Series Grand-Am
Drivers James Weaver , Max Papis , Bobby Rahal , Scott Pruett , Max Angelelli , Chip Ganassi

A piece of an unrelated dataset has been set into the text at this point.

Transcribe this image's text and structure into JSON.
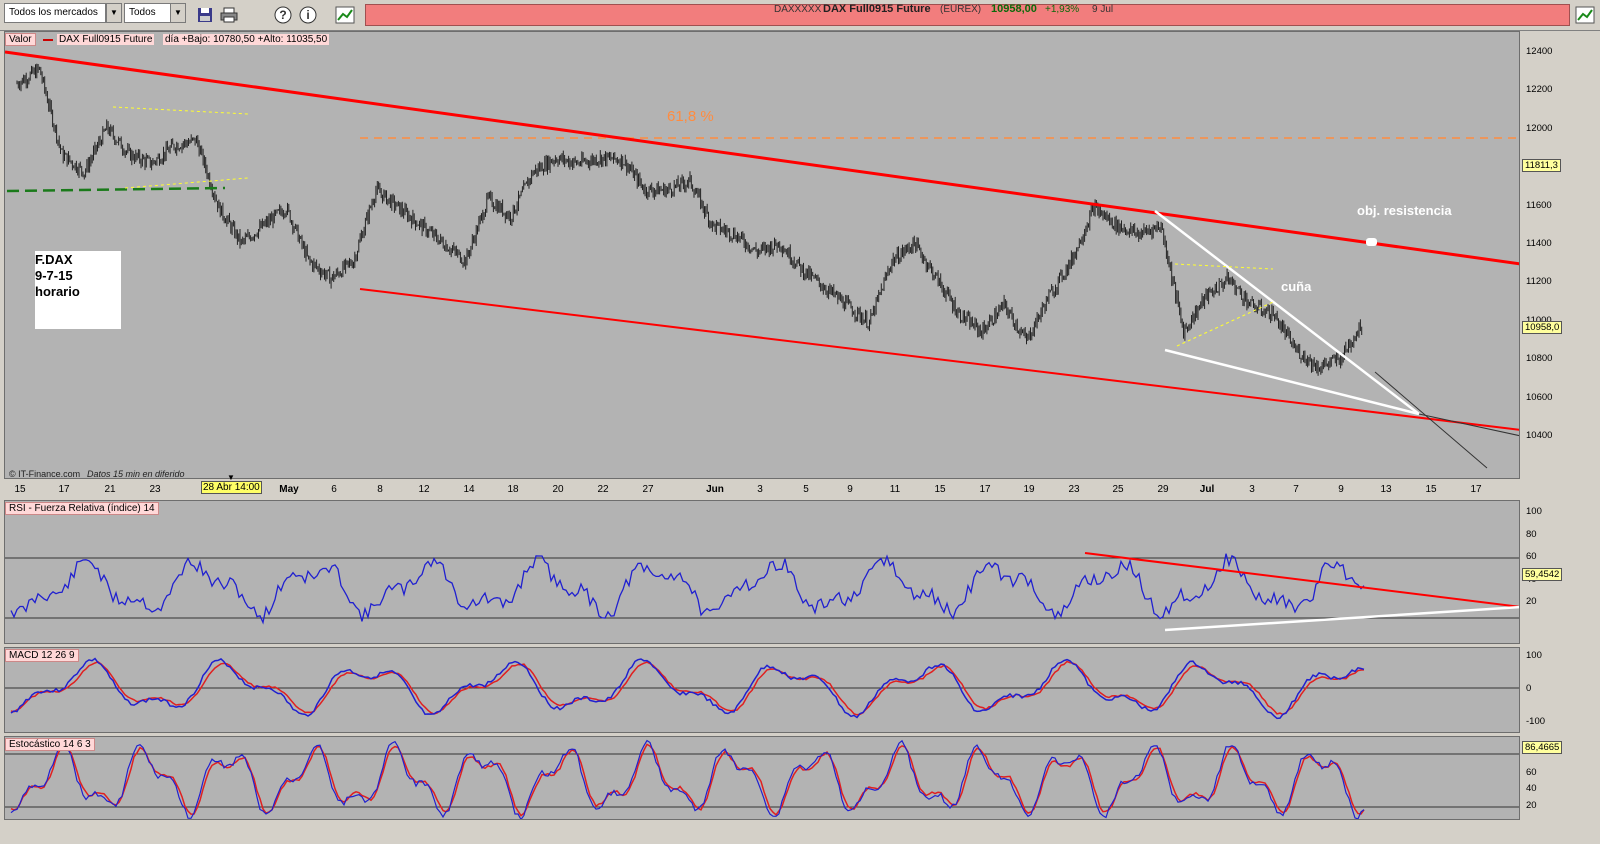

Teams Chip Ganassi Racing , Corvette Racing